School Superintendent Richard Nathan says he's saddened by the prospect of laying off teachers he personally hired. But he adds that his district faces $1.8 million in extra pension costs next year, along with additional costs for contractual pay raises. Lindenhurst is one of the Island's larger districts, with a $137.1-million budget.

Referring to a state decision in 2000 that allowed most school employees to stop contributing to their pensions after 10 years, Nathan said, "You know, it almost seems like they were being overly generous. But back then, the outlook was so positive."

In December, Gov. David A. Paterson signed a law creating a "Tier V" pension grouping for new government workers. New Tier V rules require newly hired government employees to contribute to pension plans throughout their working lives. About 95 percent of those now working contribute only during the first 10 years of their careers. Under the new law, new teachers contribute 3.5 percent of their salaries; other public employees contribute 3 percent.

Taxpayer representatives say the changes don't go far enough, noting that new public employees can still take early retirement with reduced benefits at age 55.

"If the general public has to work to age 65 or 70 in order to afford to live in retirement, it's inherently unfair that teachers can retire at 55 and travel around the world," said Fred Gorman of Nesconset, a founder of the regional Long Islanders for Educational Reform taxpayer group.

Different strategies

As school officials prepare for the May 18 vote, some districts say they are dealing with rising pension costs in different ways. In the Uniondale school district, for example, officials say they will not raise taxes to cover a $1.5 million increase in pension contributions. They said they found a series of savings - including reducing the number of textbooks and workbooks, summer school and field trips - to cover that amount.

In Island Trees, the district might lay off about 20 teachers and guidance counselors to minimize any possible tax increase while covering its $760,000 pension contribution increase.

And some districts say they are waiting on budget proposals due to be submitted to the state by April 24 to see whether they will get last-minute financial relief from the State Legislature or U.S. Congress.

Some school lobbyists in Albany say they are hoping the jump in pension costs will be less dire if the market continues to recover from its lows of 2008.

But the independent Center for State & Local Government Excellence, a Washington, D.C., think tank, concluded recently that state pension funds across the nation will face growing gaps between revenue and what they owe retirees through the year 2013 - unless they boost contribution rates.

The reason: States base contribution rates largely on growth in fund investments over extended periods - five years, in New York's case. And analysts consider it unlikely that market growth in the near future will match that recorded during the boom that preceded the 2008 bust.

That's underlined by Albany's predictions that contributions to its largest pension fund could triple.

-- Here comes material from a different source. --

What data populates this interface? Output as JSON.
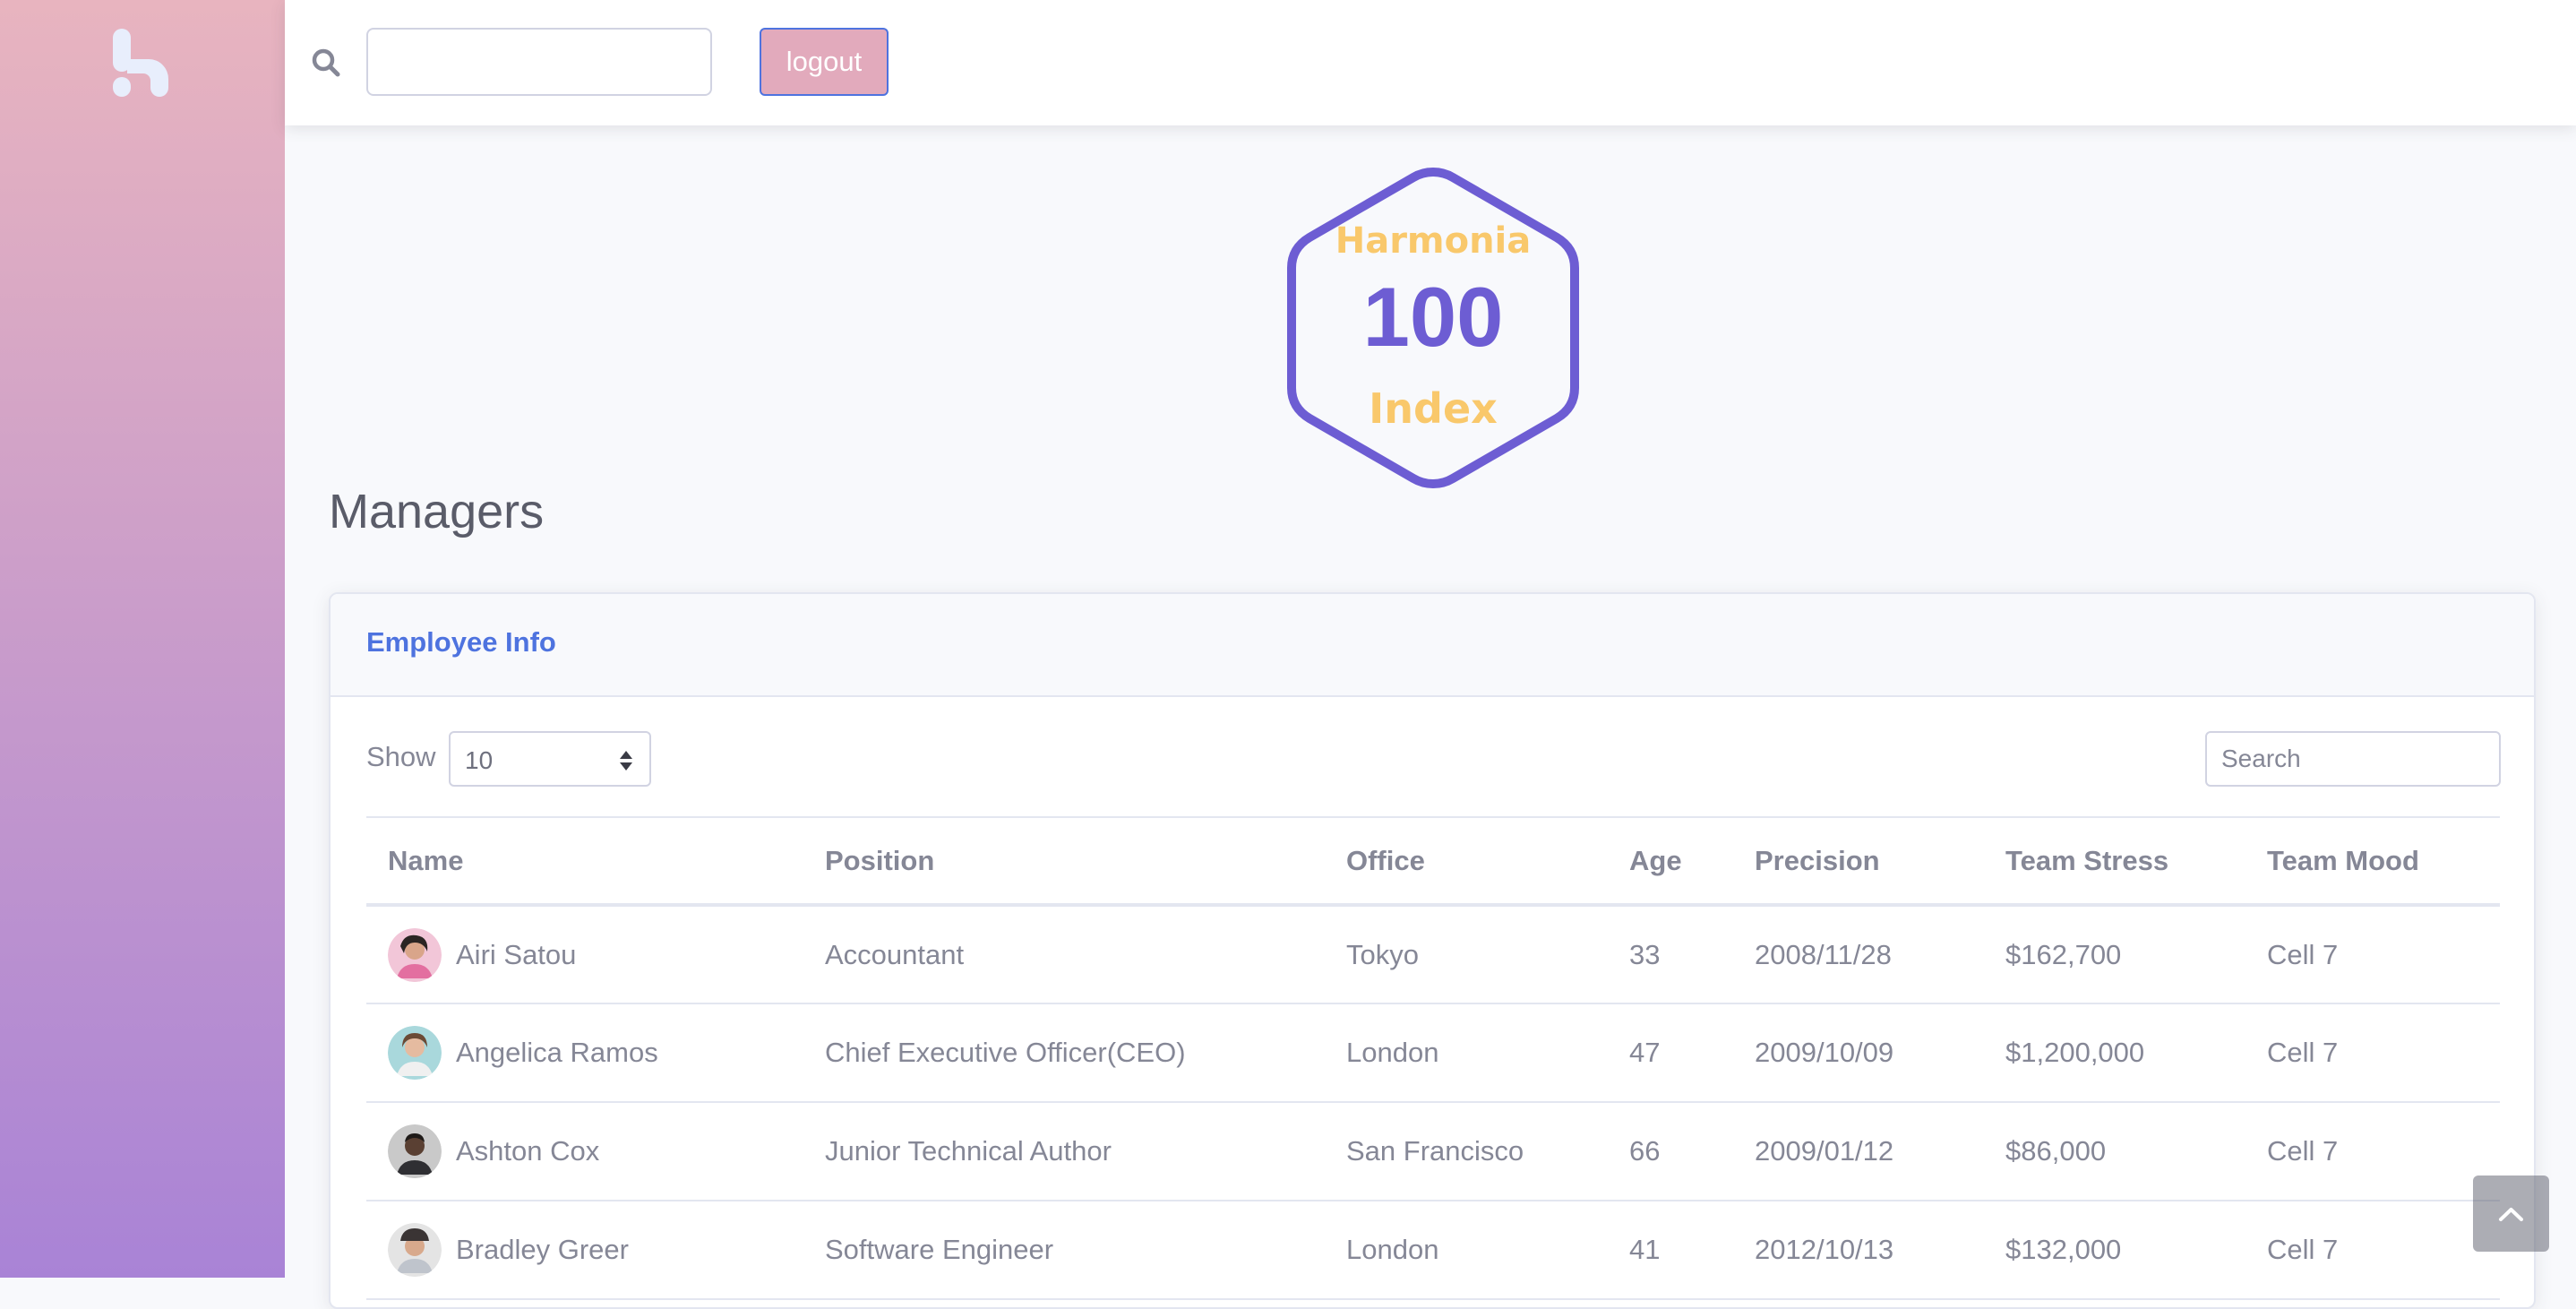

"It's terrifying," said Robert Lowry, deputy director of the state's Council of School Superintendents.

With Denise M. Bonilla and Stacey Altherr

About the pension systems used

These are the three main pension systems used in Newsday's databases and stories.

Employees’ Retirement System

Working members. 530,023 state and local government employees statewide including nonprofessional school workers; 82,938 on Long Island.

Police and Fire Retirement System

Working members. 33,052 police and firefighters statewide; 6,416 on the Island.

Teachers’ Retirement System

Working members. 280,338 school administrators, teachers and other professionals statewide; 60,922 on the Island.